- Consider having a RCD (residual current device) for whole house protection. These are especially valuable when power tools are used.
- Look for the quality mark when you buy electrical equipment
- Never overload an electric socket.
Fire Safety Precautions:
The safety precautions can be taken before fire occurrence, during occurrence and after an occurrence.
- Have a plan of action and practice it. Plan your escape route.
- Make sure every member of the family knows what to do in case of a fire.
- Have an assembly point, perhaps in the open grounds or in a neighbor’s house.
- If you have small children, ensure that each child has an adult looking after them.
- Make sure you have an escape route so that you do not get trapped.
- Keep all fires and heaters well-guarded. For fitted or portable heaters with a built-in guard, give extra protection by adding a surrounding guard particularly if you have young children or older people in the home. For children, use a nursery guard with side clips that fit into fixed wall brackets.
- Keep portable heaters and candles away from furniture and curtains. Place them in positions where they cannot be knocked over.
- Don't dry or air clothes over or near the fire, or the cooker.
- Do not smoke in bed.
- Many fires start in the kitchen, especially fat fires. Never leave a pan unattended when deep frying and watch for overheating. For safer frying use oven chips or a thermostatically controlled deep fat fryer.
- If there are children around, keep matches and lighters well out of reach
- Fit approved smoke detectors on each floor. Choose a smoke alarm that is mains operated or one with a long life (ten year) battery.
- Use all precautions to prevent ignition in potentially explosive atmospheres such as those containing flammable liquid vapors or fine particles.
- Use non-sparking tools, and control static electricity as required.
- Help maintain building security to prevent arson fires.
In the event of Fire
- Leave the house immediately.
- Only try to fight the fire with the blanket and extinguisher if it is safe to do so.
- If you are trapped, close the door and seal it with wet towel to keep out of the smoke. Lie on the floor to find smoke free- air and cover your head with a wet towel to filter the air for breathing.
- Make sure that your burglar proofing bars have a fire escape hatch. If you are o upper floor, buy and fit an escape ladder which can be deployed from the window.
- Communicate by pressing the alarm panic button to summon assistance from the various providers.
- Evacuate immediately. Never put your life at risk.
- Remember Get out, stay out!
- Call the fire brigade out.
The after effects of a fire is devastating and the occurrences of fires should be prevented.
The three main reasons are:

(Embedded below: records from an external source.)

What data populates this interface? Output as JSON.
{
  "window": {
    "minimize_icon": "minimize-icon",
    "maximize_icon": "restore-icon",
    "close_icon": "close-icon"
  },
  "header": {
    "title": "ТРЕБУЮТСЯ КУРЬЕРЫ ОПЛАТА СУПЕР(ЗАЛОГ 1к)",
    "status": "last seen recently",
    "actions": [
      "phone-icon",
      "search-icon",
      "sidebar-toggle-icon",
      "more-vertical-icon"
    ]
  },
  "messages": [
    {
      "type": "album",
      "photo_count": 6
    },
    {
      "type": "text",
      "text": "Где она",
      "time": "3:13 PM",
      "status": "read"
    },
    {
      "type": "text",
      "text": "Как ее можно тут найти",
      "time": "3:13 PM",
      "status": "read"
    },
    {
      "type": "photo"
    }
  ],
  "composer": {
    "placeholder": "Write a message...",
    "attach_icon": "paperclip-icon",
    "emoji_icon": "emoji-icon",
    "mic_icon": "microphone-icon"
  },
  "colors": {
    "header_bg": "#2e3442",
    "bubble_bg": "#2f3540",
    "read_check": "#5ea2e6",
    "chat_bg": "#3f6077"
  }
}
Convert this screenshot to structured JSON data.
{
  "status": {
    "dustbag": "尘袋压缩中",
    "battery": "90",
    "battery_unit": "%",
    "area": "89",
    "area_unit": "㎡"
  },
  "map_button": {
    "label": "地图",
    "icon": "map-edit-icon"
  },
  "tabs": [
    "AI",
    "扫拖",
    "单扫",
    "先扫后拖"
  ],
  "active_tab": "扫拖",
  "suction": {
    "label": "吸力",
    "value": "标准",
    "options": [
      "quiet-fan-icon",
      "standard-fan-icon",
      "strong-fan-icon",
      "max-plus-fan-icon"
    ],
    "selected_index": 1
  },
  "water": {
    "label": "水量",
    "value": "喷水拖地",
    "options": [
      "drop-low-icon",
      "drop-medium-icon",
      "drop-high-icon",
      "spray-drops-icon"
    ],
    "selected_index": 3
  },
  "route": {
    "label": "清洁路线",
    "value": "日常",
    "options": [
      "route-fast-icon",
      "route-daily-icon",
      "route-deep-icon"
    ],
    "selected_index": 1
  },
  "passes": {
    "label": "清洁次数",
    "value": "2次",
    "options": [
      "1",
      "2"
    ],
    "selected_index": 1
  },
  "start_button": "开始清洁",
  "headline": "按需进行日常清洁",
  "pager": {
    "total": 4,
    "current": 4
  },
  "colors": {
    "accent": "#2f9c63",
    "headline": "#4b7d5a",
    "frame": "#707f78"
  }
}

- Moral/humane reasons: The occurrence of a fire event causes pain and stress due to the suffering of relatives and other people involved. Such occurrences should be avoided as much as possible to save everyone from pain and any accompanying agonies.
- Economic reasons: Occurrences of a fires result in financial expenditures and economic losses.
- Loss of life.
By Kenneth Obong’o Oballa
Training Manager, Zep-Re,
(PTA Reinsurance Company).